View from the steps in front of the Sacre-Cœur. This will forever be one of my favorite memories from my whirlwind adventure in Europe —sitting in the sunshine with people from (literally) all over the world, while a chipper old man with a guitar and a microphone led all of us in a singalong to With or Without You by U2 (I don’t particularly like U2, but it was a really nice moment). Regardless of what language people spoke, they all seemed to know every lyric to that song. I also remember appreciating the fact that while individually none of us were great singers, when we all sang together, we were like a mad-harmonizing international choir phenomenon.
These are the kinds of experiences that I live for, the kind that make me feel so incredibly lucky to be young and able to travel. One day I’ll wake up and have kids and a mortgage and responsibilities (blech), so I want to make the most of these carefree twenties. Responsibility schmesponsibility. Try saying that one out loud.
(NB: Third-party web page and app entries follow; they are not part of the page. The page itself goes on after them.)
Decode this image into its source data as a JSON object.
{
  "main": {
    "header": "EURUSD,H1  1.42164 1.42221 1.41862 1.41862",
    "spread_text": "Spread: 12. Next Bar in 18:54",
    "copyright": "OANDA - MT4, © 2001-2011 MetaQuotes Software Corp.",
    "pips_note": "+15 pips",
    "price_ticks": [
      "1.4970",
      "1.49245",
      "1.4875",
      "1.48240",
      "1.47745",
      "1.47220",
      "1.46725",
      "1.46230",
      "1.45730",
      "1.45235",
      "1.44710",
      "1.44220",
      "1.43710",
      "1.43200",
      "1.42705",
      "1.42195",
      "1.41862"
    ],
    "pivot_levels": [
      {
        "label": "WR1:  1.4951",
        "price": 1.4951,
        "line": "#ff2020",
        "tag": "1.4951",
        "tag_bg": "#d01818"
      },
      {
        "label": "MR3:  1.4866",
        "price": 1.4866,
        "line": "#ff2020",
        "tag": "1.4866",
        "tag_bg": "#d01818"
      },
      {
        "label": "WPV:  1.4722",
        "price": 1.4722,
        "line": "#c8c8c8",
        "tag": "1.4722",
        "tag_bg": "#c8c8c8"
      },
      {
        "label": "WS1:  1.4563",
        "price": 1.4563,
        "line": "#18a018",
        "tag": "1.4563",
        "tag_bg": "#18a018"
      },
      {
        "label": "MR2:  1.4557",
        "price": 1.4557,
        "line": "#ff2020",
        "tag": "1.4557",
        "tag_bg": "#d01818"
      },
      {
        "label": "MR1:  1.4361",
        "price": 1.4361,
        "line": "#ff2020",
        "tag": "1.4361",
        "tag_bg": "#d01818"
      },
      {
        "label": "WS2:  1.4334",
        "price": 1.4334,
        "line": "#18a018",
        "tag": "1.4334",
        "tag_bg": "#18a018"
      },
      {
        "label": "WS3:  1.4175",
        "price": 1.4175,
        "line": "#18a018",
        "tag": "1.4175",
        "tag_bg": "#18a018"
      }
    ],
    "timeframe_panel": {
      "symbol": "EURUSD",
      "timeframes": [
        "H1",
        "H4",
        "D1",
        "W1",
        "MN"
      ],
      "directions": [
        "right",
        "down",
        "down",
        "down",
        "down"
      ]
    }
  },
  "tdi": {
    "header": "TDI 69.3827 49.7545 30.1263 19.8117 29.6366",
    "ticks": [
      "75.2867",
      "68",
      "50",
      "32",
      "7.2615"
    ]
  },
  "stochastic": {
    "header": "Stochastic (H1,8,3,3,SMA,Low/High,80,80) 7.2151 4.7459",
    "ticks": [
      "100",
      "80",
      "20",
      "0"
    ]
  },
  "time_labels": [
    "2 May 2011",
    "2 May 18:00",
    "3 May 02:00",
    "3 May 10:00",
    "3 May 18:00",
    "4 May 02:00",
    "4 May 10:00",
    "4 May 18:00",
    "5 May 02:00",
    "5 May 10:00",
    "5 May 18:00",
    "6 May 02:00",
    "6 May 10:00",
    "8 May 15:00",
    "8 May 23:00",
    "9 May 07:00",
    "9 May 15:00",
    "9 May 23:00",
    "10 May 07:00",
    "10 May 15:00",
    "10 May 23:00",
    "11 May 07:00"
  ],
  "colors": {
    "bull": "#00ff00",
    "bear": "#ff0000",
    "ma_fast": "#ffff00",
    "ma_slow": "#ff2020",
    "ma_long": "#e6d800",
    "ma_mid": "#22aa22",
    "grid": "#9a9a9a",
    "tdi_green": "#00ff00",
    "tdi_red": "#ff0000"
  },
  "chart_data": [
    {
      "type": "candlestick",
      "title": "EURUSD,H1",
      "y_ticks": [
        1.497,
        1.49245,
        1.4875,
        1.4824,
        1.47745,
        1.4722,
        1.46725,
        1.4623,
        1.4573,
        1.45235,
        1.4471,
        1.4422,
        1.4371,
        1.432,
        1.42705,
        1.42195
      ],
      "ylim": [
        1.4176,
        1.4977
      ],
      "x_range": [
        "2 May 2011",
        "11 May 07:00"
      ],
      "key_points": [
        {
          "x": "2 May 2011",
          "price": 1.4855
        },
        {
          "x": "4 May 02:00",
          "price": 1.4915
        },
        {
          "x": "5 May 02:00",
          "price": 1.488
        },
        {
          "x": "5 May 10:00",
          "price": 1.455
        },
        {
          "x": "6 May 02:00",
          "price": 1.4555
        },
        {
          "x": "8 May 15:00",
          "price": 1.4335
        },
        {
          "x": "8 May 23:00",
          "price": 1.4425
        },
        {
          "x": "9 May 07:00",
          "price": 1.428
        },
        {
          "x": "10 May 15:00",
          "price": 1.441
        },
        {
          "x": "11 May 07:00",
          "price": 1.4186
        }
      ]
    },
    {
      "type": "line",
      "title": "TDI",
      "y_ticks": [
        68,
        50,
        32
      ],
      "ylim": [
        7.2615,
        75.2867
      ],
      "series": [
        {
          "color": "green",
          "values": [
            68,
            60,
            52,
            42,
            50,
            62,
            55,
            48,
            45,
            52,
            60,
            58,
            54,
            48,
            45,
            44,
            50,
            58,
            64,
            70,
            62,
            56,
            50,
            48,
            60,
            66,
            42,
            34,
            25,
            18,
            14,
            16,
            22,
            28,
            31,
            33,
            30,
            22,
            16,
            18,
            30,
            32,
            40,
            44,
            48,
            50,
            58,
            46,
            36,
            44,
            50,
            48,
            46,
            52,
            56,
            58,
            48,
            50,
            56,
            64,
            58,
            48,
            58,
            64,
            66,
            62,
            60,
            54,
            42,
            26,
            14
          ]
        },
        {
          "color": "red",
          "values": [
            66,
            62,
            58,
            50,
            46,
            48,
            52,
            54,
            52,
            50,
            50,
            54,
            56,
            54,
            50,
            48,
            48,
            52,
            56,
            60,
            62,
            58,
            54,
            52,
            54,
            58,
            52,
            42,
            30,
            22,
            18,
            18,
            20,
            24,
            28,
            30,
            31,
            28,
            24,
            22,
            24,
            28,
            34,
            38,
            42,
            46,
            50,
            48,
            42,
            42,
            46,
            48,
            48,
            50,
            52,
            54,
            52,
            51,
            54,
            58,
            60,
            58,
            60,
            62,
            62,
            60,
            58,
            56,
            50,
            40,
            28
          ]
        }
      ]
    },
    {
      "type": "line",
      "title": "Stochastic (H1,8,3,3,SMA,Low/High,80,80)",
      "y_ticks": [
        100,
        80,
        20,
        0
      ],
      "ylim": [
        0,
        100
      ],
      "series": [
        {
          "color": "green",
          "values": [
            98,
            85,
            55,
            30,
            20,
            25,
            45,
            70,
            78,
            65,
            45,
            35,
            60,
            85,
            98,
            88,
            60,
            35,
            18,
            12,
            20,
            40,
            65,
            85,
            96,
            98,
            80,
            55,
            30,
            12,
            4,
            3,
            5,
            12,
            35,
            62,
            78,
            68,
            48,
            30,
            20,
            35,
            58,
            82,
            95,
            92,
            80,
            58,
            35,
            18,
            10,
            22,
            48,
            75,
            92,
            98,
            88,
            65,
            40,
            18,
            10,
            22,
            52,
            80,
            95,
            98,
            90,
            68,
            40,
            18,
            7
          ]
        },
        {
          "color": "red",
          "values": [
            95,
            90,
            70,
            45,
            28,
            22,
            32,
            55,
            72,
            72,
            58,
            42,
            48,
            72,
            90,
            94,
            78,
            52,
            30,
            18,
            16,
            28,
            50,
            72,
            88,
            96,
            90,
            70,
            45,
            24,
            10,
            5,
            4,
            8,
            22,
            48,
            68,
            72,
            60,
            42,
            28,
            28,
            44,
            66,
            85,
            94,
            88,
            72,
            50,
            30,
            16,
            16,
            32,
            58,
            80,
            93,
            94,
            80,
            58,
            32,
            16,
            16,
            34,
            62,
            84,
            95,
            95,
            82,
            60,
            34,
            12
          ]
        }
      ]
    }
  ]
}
I’m finally over the jet lag, but the withdrawals are getting out of hand. Take me back to the perpetual gloom! I’ve had enough of this sunshine!
The best hot chocolate in Leeds
I’ve been at home in California for less than 24 hours. It’s now apparent to me that I left my heart in England.
1. My other half. Going back to having a long-distance relationship with 5000 miles between us is harder than it ever has been. After spending six months living together, the fact that we once again have to coordinate Skype conversations around our 8-hour time difference seems so unfair. We’ve done it once, and we can do it again, but it’s not a walk in the park.
2. The scenery. Driving past old brick houses and churches is far preferable to sitting in traffic and watching litter blowing in the wind on the 91 freeway.
3. Radio 1. As I was driving around town today, I realized just how shitty American radio is. No matter what station you turn to, you’ll be guaranteed to hear the same five songs at any given time. Or you can be a real rebel and tune into country or mariachi music. I miss hearing songs I actually LIKE on the radio, and discovering new music because British radio DJ’s are just so cool. And much more amusing than their obnoxious American counterparts.
4. Public transport. Is it weird that I miss just being able to hop on the bus? Or even being able to WALK to the store? Suburban life means that driving is the only efficient and acceptable way to get anywhere. And seeing as how I haven’t driven in six months, I’ve been really nervous and granny-like behind the wheel today.
5. Waitrose. Judge me. It’s my happy place. I even got a Waitrose card.
6. Fruit pastilles. None of the mediocre candy here can satisfy me in the same way.
7. Trash TV. It’s way funnier and, in a strange way, seems classier than American trash TV. Brits make TV shows about the most mundane things, but make them so entertaining that you can’t help but watch every week. Shows like Come Dine With Me, Gogglebox, and Take Me Out really stand out in my mind. I’m also upset that I can’t keep watching The Undateables.
8. British humor. Sarcasm, wit, and self-deprecation. Everything I will now miss in my daily human interactions. I was introduced to the show Peepshow a few months ago and damn, Mark Corrigan is every English person on some level.
9. The total lack of interaction between strangers. Don’t get me wrong, I love how friendly Americans are. As soon as I landed back in the country I was astounded by how readily people initiate small talk and smile at you. It’s just part of our culture, and I appreciate it in most circumstances. But there are times, like after I’ve been traveling for 24 hours straight and am completely jet-lagged, when I just want to buy my extra-pulp orange juice without launching into a full-blown conversation about the virtues of different fruit juices. I don’t know if English people are just feigning their disinterest and apathy or if they genuinely just can’t be bothered, but I rarely had to endure small talk with any strangers that I came into contact with. I kid you not, I sat through an entire hair wash, cut, and blow dry without even the slightest need for awkward conversation.
10. Everything. I don’t know…there’s always going to be something so alluring about Britain, something that keeps drawing me back. After nearly two years of living there, I know that it’ll always be a part of me.
I wish all buildings looked like this.
Houses in Bowness-on-Windermere.
Not exactly high tourist season in the Lake District.
The cutest store dedicated to Peter Rabbit and the works of Beatrix Potter in Bowness-on-Windermere, Cumbria.
Windermere wishing well.
Lake Windermere in the winter.
Nothing makes me feel more British than a spot of afternoon tea.